The night before we hiked up this rock we had slept between the river and the train tracks, it was the last day for salmon fishing and a few boats came into the docks in front of us. We set up camp with this view of a massive tree-topped point jutting up out of the earth, steep cliffs on all sides. Beacon Rock looked to be the tallest point on the north bank of the Columbia River but I had to make sure.
The next morning we packed up, only spending one night at the empty campground. When we reached the base of the Rock we found out it was an old cinder cone. The magma had hardened and the dirt of the volcano had washed away long ago. We were about to start up the trail, after reading the information placard, but a small quote in the lower right-hand corner had me laughing out loud. The quote spoke of a simple purpose and achieving it. It read: “My purpose in acquiring the property was simply and wholly that I might build a trail to its summit.” That is all. Online I find the quote goes on “This had been in my mind for many years”. I can relate; I moved from San Diego to just below the Saddleback formation, 75 miles to the north, some 12 years ago, and those two peaks called to me for some time. I wondered what it would feel like to summit and what is it like up there. Well, we didn’t build our own trail but below is a photo from that great day when I conquered Santiago peak with some of my brothers. We were surprised by what we found up there. Snow at 5,000′, on the north side of the mountain, great views at the 5,689′ peak, and newts crawling around fresh water springs half way up.
Again, some years later the same crew attempted Modjeska Peak but the trail was a bit steeper, better suited for 4x4s.
Henry Biddle built the 51-switchback trail up Beacon Rock over a few years with the help of a good friend. The trail raises you up 848′ above the Columbia River.

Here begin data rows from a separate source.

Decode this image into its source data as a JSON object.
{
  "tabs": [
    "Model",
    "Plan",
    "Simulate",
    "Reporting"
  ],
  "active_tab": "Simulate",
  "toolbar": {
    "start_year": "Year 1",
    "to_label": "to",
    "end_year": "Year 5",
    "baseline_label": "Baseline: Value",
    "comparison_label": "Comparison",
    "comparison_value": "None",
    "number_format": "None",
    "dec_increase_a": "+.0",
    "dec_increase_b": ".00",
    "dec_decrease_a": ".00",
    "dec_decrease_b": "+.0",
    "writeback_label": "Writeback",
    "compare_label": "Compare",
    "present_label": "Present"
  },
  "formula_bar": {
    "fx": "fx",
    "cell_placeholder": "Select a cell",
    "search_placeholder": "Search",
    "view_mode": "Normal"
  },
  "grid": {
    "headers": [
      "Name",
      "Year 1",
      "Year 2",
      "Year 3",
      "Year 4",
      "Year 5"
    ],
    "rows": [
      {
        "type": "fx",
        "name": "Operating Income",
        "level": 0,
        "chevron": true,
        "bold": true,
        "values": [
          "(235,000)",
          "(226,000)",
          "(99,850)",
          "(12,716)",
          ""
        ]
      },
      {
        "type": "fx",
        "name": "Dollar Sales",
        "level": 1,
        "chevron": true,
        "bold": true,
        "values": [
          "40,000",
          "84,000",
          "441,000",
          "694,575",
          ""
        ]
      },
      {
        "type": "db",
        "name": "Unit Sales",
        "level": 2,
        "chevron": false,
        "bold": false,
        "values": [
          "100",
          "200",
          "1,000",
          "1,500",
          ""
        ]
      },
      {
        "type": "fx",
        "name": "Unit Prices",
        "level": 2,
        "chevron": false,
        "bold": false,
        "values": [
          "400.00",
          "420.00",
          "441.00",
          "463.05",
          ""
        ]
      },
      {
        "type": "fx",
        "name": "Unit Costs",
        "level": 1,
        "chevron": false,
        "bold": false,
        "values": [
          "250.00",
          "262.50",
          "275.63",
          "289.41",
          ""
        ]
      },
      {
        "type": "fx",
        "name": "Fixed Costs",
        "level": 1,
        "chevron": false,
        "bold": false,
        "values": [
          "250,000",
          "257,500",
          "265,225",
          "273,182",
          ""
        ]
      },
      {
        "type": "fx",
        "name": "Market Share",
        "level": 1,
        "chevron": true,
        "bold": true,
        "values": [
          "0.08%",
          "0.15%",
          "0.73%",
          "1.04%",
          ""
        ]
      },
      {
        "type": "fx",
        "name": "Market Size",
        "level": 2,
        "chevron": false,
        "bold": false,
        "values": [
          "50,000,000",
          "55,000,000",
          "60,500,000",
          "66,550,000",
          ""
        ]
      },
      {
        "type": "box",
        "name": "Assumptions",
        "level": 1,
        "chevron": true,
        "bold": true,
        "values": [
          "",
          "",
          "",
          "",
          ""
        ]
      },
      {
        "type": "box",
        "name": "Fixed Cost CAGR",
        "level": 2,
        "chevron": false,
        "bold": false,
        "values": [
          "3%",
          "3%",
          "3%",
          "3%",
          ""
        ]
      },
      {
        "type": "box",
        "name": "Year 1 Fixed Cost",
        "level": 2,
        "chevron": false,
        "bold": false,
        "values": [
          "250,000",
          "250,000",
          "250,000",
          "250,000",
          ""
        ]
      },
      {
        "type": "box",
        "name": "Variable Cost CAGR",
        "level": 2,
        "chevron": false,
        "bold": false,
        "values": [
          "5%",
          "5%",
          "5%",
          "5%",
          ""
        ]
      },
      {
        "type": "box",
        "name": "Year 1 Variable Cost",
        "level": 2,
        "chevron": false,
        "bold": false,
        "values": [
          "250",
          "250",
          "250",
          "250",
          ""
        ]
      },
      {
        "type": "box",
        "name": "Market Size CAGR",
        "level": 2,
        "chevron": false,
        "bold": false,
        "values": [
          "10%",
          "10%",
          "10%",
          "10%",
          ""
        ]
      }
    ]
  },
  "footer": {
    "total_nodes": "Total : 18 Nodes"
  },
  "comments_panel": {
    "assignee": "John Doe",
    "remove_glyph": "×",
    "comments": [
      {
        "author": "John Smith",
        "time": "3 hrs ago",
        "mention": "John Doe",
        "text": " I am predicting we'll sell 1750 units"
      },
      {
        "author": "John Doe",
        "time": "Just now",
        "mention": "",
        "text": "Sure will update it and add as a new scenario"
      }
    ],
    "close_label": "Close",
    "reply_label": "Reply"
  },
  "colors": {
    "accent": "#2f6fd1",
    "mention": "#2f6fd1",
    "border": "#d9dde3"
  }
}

The man bought the land for $1 (the previous owner shared Henry’s vision), built the trail, maintained it for a bit and then gave it to the state park system to save Beacon Rock from the Army who wished to blow it up.
The trail is unlike any I’d ever hiked before. All switchbacks until you get to the very top but that isn’t the strange part; the trial is mostly cantilevered off the side of the rocks. Basically bridges here and there with some sections cut into the cliffs. The views of the Columbia River gorge are impressive and in the distance is the town of Hood River. Enjoy this little video tour which starts at the top: